Shipwreck Stories

Carol_Coin

Magazine Articles

You can download pdf's of each of these articles at X-Ray Mag, International Dive Lifestyle Magazine. Click here to access the X-Ray Archive landing page, then scroll down the page to find the appropriate issue number, and download:

“I saw a large piece of a ship’s mast from a vessel of at least 120 tons. I tried to haul it aboard but was not able to.” These evocative words, recorded by Christopher Columbus in his personal log on September 11, 1492, illustrate how fragile and uncertain was life at sea during the epoch of the great wooden sailing ships...

Then I saw the things brought to the King from the new Land of Gold... all manner of wondrous weapons... all sorts of marvelous objects for the human use which are much more beautiful to behold than things spoken of in fairy tales... In all the days of my life I have seen nothing which so filled my heart with joy as these things. For I saw amongst them wondrous artful treasures, and I marveled over the subtle genius of those men in strange countries. Indeed I cannot tell enough of the things which I saw there before me...
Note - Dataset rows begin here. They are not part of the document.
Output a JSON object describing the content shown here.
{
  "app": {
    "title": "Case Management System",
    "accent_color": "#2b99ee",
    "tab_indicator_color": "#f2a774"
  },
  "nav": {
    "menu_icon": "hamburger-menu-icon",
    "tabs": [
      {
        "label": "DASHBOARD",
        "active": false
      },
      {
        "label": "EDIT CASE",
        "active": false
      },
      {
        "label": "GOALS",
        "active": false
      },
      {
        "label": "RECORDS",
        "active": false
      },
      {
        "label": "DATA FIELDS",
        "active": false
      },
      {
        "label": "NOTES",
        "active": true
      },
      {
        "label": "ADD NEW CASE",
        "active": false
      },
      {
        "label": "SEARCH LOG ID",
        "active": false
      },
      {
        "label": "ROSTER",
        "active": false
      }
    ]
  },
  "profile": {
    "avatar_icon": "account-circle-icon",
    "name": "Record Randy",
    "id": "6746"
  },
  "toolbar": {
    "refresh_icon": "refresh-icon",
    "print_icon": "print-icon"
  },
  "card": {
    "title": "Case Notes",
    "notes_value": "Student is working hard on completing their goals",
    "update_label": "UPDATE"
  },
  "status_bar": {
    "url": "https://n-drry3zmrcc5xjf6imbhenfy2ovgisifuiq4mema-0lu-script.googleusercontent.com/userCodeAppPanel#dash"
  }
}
When translated, the Chinese word Ming expresses brightness, luminosity, and illumination. Approximately four centuries ago, a merchant ship sank in more than 50 meters of water off of the Indonesian coast. Her cargo: thousands upon thousands of precious Chinese Ming Dynasty porcelain wares, crafted during the reign of the Wanli emperor, who ruled from 1572-1620 AD...
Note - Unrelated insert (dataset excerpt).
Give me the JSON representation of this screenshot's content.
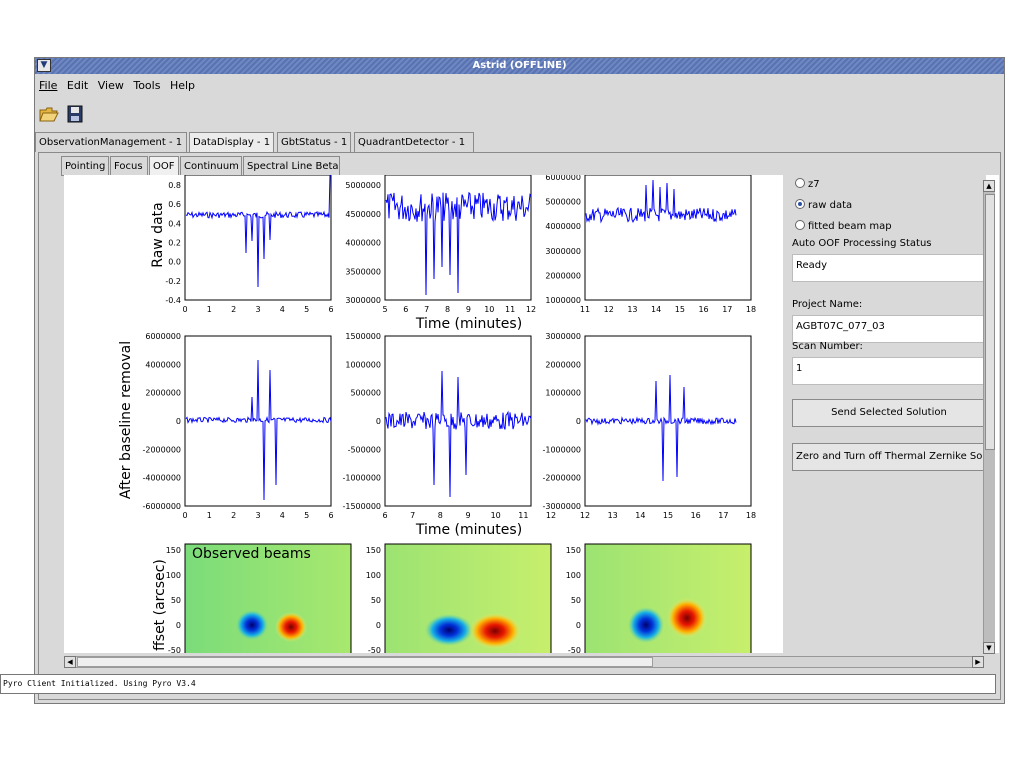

It is November—late hurricane season—and the wind has been an almost constant presence in the Florida Straits, whipping up whitecaps in these capricious waters where nearly 400 years ago, in 1622, the treasure galleon Santa Margarita sank, victim of a “storme and fearful tempest.”
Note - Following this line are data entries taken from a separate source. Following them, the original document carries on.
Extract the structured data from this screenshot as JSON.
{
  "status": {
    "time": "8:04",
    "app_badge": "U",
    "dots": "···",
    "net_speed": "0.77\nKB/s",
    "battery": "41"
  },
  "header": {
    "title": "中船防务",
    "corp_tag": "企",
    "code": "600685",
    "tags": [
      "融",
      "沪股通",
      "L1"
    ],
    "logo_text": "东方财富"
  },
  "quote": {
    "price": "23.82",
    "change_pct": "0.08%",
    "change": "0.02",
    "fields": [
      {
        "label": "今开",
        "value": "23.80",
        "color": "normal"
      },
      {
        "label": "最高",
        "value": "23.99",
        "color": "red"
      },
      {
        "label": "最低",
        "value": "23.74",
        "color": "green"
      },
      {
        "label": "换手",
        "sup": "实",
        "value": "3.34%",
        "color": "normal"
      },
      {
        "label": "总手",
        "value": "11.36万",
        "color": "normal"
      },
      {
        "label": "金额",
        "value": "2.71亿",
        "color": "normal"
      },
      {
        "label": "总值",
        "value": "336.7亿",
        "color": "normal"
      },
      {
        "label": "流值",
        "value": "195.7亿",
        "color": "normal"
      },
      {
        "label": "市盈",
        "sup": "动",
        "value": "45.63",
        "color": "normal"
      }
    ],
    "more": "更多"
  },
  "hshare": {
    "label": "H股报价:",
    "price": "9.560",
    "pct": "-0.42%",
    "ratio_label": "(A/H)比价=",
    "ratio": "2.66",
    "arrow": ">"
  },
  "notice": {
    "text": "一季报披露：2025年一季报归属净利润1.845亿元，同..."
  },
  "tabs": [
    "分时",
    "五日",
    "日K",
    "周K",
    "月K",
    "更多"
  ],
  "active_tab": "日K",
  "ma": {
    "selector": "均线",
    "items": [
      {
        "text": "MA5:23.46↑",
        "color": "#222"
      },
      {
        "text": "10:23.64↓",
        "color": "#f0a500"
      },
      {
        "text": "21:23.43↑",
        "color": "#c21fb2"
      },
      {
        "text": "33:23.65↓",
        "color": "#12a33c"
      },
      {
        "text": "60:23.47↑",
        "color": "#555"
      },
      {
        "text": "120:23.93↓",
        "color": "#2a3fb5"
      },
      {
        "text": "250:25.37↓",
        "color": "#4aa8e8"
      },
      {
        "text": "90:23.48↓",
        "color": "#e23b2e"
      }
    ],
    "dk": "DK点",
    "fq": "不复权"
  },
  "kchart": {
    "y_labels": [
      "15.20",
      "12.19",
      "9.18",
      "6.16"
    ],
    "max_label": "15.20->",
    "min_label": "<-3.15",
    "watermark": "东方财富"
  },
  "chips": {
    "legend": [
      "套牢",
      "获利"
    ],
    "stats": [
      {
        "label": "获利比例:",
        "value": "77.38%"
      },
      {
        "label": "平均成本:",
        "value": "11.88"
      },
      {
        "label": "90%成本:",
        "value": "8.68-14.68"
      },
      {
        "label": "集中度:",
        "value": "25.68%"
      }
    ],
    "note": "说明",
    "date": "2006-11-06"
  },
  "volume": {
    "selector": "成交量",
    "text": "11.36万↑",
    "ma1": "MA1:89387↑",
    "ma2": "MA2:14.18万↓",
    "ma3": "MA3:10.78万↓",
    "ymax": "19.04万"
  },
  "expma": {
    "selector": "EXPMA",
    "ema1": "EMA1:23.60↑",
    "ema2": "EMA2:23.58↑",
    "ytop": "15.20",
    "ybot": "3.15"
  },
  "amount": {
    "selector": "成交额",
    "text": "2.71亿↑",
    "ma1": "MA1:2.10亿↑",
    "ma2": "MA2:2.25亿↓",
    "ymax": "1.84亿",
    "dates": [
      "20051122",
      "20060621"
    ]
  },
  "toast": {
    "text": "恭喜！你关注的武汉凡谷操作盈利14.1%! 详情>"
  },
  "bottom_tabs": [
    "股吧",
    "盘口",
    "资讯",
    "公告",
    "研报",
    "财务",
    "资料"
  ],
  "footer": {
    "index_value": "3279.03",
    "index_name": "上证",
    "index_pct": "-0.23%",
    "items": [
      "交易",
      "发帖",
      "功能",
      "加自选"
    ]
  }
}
Shortly after her destruction, one Captain Don Pedro de Aguilar y Guzmán wrote of the event, “…and also there was lost the galleon Santa Margarita in which {Captain} Don Bernardino de Lugo came … lost with all the silver, except that about twenty soldiers and the said Captain, who escaped swimming...”